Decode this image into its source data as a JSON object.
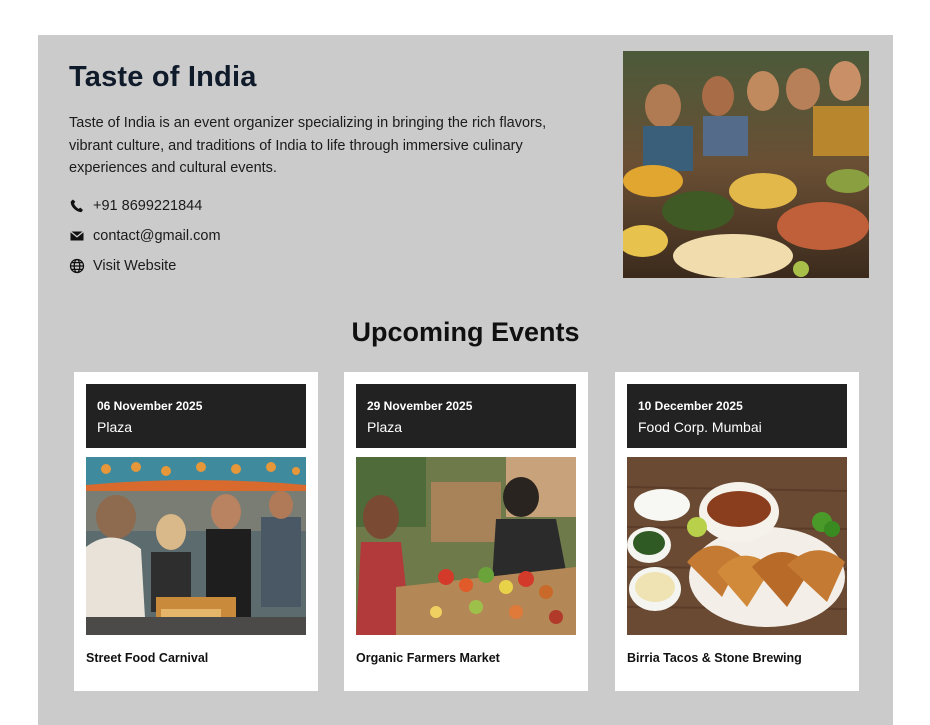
{
  "organizer": {
    "name": "Taste of India",
    "description": "Taste of India is an event organizer specializing in bringing the rich flavors, vibrant culture, and traditions of India to life through immersive culinary experiences and cultural events.",
    "phone": "+91 8699221844",
    "email": "contact@gmail.com",
    "website_label": "Visit Website",
    "icons": [
      "phone-icon",
      "mail-icon",
      "globe-icon"
    ]
  },
  "events_section": {
    "title": "Upcoming Events",
    "events": [
      {
        "date": "06 November 2025",
        "venue": "Plaza",
        "name": "Street Food Carnival"
      },
      {
        "date": "29 November 2025",
        "venue": "Plaza",
        "name": "Organic Farmers Market"
      },
      {
        "date": "10 December 2025",
        "venue": "Food Corp. Mumbai",
        "name": "Birria Tacos & Stone Brewing"
      }
    ]
  },
  "colors": {
    "panel": "#cbcbcb",
    "card_header": "#222222",
    "title": "#0f1a2a"
  }
}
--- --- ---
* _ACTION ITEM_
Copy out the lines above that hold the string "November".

* _EXPECTED OUTPUT_
        "date": "06 November 2025",
        "date": "29 November 2025",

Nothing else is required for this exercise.